Problem: Extract each line from the entries below that has the string "JSON" in it.

Entries shown:
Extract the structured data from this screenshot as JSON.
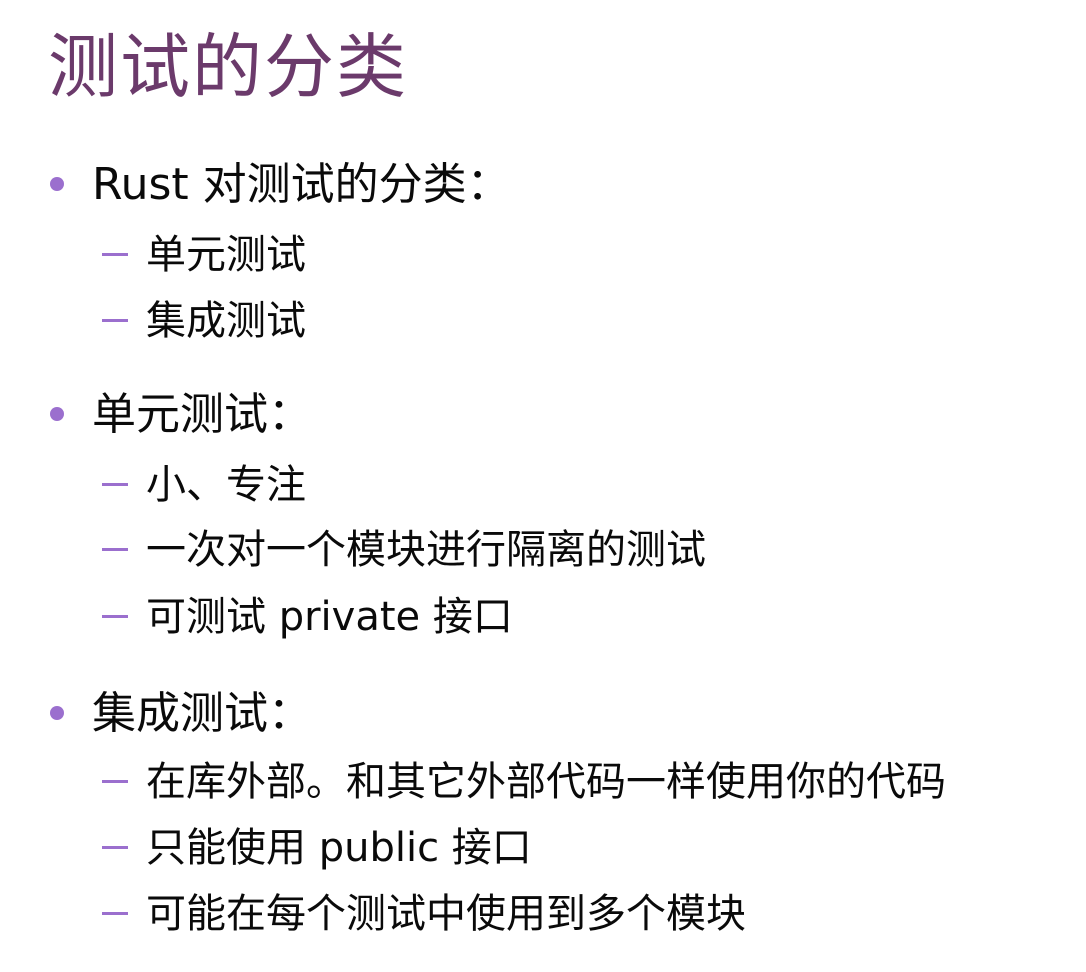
{
  "title": "测试的分类",
  "sections": [
    {
      "heading": "Rust 对测试的分类：",
      "items": [
        "单元测试",
        "集成测试"
      ]
    },
    {
      "heading": "单元测试：",
      "items": [
        "小、专注",
        "一次对一个模块进行隔离的测试",
        "可测试 private 接口"
      ]
    },
    {
      "heading": "集成测试：",
      "items": [
        "在库外部。和其它外部代码一样使用你的代码",
        "只能使用 public 接口",
        "可能在每个测试中使用到多个模块"
      ]
    }
  ],
  "colors": {
    "title": "#6b3a6b",
    "bullet": "#9b6fce",
    "text": "#0a0a0a"
  }
}
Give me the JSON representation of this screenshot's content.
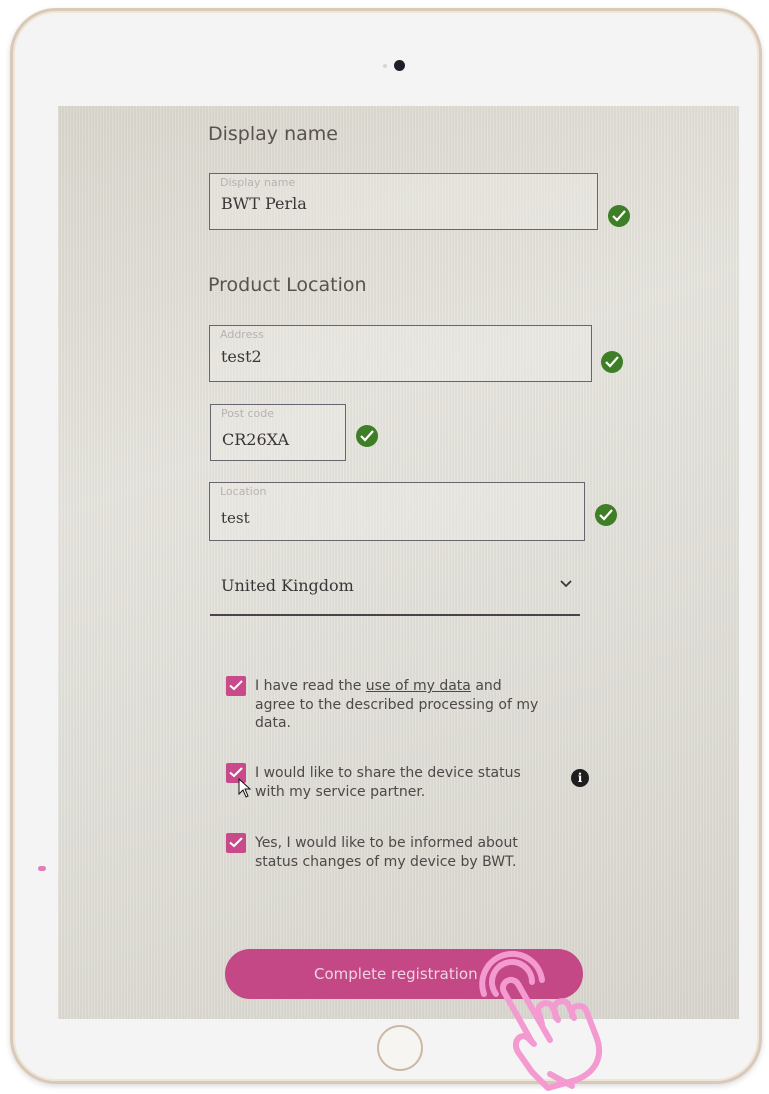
{
  "display_name_section": {
    "title": "Display name",
    "field_label": "Display name",
    "field_value": "BWT Perla"
  },
  "product_location_section": {
    "title": "Product Location",
    "address_label": "Address",
    "address_value": "test2",
    "postcode_label": "Post code",
    "postcode_value": "CR26XA",
    "location_label": "Location",
    "location_value": "test",
    "country_value": "United Kingdom"
  },
  "consents": [
    {
      "text_before": "I have read the ",
      "link": "use of my data",
      "text_after": " and agree to the described processing of my data.",
      "checked": true
    },
    {
      "text": "I would like to share the device status with my service partner.",
      "checked": true
    },
    {
      "text": "Yes, I would like to be informed about status changes of my device by BWT.",
      "checked": true
    }
  ],
  "info_icon": "i",
  "submit_button_label": "Complete registration",
  "colors": {
    "accent": "#c44786",
    "check_green": "#3d7e26",
    "checkbox_pink": "#c94a8a",
    "hand_pink": "#f39ad0"
  },
  "icons": [
    "check-icon",
    "chevron-down-icon",
    "checkbox-checked-icon",
    "info-icon",
    "cursor-icon",
    "hand-tap-icon",
    "camera-icon",
    "home-button"
  ]
}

Response area:
Extract the structured data from this screenshot as JSON.
Give me the JSON representation of this screenshot's content.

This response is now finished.